Ref. losses (see Fig. 2, right), the majority of shots are outside the penalty area, so the teams who have beaten or drawn against Man. United have forced them to take the majority of shots outside the 18 yard box, with a possible deep defensive line, “parking the bus!” Using this type of tactic, forcing Man. United wide to cross and defending the cross well (leading to a successful clearance), would increase the chances of beating Man. United.
Fig. 2 Two of Man. United’s three losses (the loss not included is the loss against Blackburn, in which United scored 2)
Passing in Own Half
Accurate passes in own half is the final attribute that links strongly to Man. United’s winning. This variable brings perhaps more questions than it does answers. It could be suggested that Man. United manage to control the game once in lead, forcing the opponent to chase the ball. If this is the case a high pressure defence should be utilised, trying to force United into a mistake.
What ’causes’ 80% of United’s goals?
United have scored 73 goals this season so far, 61 inside the 18 yard box, 12 outside. This supports the tactical suggestion previously mentioned; “parking the bus”.
There are 5 variables that link to Man. United’s goal scoring, 3 of which can be controlled by Man. United, 1 controlled by the opponents and the other, rather bizarrely, by the referee. The 3 controllable variables are; shots on target, possession won in middle third and accurate passes in their own half.
Interestingly, shots on target and accurate passes in own half link to Man United’s goal-scoring and winning, so for an opponent, high pressure defending may work but then defending deep, limiting shots to outside the penalty area may also be effective. This would be incredibly hard to achieve, as forwards (pressing high) would have to work hard to stop the ball being played forward and then support the midfield and defence if Man. United were successful in playing the ball into the midfield or final third. These two variables should be the priority though as they link to goal-scoring and winning!
Regaining possession in the middle third, total tackles and total time on pitch, are the other variables that link to goal-scoring. Sir Alex Ferguson can probably claim responsibility for total time on pitch linking to goal scoring, the last few moments of matches where United need a goal named by the media as “Fergie time”. But Man. United also show an ability to win the ball and counter attack from the middle third of the field, so this should be seen as a potential starting point of a successful goal scoring Man United attack.

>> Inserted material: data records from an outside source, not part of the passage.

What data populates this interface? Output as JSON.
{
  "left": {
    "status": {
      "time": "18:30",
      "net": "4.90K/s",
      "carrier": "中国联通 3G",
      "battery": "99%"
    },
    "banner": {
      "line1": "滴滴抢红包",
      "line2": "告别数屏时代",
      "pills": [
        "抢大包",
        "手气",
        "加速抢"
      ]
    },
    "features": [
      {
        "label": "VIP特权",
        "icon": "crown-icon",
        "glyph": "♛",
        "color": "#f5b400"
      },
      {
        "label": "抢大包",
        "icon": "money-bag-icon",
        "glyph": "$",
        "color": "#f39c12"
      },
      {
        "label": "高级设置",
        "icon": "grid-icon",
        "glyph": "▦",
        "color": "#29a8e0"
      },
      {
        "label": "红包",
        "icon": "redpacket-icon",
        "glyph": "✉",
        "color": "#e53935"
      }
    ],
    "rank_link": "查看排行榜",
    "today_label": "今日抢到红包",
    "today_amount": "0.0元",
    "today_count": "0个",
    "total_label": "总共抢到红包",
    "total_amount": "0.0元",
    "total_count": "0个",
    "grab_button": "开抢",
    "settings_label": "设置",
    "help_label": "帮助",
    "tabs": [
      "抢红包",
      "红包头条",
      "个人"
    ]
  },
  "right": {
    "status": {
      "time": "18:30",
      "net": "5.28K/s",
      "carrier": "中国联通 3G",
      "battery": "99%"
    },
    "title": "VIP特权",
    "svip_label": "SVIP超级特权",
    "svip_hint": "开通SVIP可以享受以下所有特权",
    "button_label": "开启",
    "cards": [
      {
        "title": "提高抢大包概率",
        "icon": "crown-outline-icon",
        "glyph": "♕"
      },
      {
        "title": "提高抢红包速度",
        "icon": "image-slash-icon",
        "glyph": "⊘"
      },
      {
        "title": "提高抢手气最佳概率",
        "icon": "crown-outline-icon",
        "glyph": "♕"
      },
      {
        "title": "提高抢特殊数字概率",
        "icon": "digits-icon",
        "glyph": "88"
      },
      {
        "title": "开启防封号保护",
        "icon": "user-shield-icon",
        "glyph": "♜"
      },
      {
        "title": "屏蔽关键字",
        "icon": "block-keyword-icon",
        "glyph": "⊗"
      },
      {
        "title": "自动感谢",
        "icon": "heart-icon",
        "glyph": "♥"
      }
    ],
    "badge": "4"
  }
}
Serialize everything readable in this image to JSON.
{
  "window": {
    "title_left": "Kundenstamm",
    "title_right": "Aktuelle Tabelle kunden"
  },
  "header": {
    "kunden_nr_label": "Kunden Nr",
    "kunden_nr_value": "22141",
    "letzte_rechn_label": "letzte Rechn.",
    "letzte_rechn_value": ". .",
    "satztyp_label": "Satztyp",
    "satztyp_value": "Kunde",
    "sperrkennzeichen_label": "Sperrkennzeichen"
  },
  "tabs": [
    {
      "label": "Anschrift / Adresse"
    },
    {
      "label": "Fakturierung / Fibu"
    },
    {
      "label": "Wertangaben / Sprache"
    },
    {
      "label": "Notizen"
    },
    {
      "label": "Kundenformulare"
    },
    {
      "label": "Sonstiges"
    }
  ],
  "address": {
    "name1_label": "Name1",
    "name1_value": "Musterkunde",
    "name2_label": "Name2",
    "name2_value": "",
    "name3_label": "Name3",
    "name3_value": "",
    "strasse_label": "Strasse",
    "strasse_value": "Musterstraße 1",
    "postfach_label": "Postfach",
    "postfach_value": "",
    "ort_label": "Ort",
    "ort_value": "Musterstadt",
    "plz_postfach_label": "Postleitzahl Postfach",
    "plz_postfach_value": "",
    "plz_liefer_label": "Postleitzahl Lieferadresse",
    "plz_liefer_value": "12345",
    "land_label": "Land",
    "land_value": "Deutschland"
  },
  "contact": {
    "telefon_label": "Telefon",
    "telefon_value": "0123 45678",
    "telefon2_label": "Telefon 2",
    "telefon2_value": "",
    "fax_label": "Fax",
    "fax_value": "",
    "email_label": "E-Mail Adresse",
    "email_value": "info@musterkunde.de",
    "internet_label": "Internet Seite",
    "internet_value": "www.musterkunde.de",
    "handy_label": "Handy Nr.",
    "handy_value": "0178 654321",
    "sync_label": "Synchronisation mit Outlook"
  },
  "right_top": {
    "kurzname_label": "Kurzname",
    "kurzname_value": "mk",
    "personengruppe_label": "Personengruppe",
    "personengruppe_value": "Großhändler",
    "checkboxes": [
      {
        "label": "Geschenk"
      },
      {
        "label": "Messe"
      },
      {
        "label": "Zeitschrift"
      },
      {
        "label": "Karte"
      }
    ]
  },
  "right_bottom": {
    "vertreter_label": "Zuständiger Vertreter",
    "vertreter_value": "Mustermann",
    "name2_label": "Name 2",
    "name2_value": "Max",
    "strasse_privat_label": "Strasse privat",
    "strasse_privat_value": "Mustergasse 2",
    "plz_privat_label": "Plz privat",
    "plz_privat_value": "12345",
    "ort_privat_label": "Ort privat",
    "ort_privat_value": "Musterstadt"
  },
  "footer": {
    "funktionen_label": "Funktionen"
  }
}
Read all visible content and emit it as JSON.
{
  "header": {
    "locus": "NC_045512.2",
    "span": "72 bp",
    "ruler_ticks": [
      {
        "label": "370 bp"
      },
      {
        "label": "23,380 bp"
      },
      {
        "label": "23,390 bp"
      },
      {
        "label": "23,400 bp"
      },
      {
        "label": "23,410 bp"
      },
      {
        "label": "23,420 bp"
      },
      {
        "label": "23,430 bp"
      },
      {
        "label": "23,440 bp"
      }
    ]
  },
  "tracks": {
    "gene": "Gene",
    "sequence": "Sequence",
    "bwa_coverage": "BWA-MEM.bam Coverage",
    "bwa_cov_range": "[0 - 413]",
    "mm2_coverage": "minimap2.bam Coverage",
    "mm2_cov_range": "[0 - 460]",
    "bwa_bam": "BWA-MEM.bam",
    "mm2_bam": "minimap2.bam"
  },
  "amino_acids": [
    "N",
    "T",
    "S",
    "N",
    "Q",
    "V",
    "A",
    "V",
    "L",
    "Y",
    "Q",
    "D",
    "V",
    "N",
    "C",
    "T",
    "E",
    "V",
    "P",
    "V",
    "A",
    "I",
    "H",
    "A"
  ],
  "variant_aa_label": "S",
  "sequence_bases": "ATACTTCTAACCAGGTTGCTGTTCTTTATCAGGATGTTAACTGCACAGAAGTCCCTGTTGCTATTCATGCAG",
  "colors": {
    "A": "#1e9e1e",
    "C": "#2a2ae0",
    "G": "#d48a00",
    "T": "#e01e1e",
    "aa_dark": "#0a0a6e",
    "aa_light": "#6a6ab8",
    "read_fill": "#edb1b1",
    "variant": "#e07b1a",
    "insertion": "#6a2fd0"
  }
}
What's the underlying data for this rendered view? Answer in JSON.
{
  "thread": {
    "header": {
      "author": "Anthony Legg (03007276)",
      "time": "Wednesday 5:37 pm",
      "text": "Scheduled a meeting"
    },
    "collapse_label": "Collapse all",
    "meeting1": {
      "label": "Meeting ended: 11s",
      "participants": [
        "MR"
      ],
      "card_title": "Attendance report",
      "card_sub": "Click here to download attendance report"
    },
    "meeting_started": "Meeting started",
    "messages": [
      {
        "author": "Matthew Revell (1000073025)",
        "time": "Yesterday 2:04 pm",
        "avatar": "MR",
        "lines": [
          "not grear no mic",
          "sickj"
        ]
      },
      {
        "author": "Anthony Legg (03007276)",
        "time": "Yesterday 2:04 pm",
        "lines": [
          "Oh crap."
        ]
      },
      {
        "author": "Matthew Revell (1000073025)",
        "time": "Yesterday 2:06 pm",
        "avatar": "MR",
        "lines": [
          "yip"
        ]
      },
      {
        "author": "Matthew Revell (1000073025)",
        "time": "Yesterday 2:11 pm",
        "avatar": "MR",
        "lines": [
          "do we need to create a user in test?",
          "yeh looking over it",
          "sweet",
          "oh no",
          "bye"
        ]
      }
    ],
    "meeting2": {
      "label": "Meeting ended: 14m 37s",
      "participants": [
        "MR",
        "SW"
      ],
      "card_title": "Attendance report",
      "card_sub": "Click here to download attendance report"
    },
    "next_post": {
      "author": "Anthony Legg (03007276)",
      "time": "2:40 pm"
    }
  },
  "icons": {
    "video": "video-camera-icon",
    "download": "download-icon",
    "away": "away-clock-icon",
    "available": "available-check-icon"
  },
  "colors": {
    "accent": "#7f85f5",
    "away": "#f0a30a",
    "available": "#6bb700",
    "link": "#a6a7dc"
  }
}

Notably, these 5 variables account for 80% of Man. United’s goals, there are other ways they have scored this season, but to prioritise it is the best way to prevent conceding against Man. United.
From this, teams playing Man. United should create tactics or strategies to prevent these variables occurring, but concentrate on those that overlap with winning and goal scoring (shots on target-with the aim of forcing shots from outside the penalty area and accurate passes in their own half). Some tactics have been suggested, but each team playing Man. United has its own strengths and weaknesses and every individual player with their own attributes. Therefore, no definitive tactic should be applied, simply because each team has differing attacking and defensive attributes that could dictate their strategy when against Man. United.
What may be of interest, and another research question is which players have the most shots on target for Man. United or play the most accurate passes in own half? If you have any other research ideas or questions on a PL team, comment on twitter-@TacticianMag..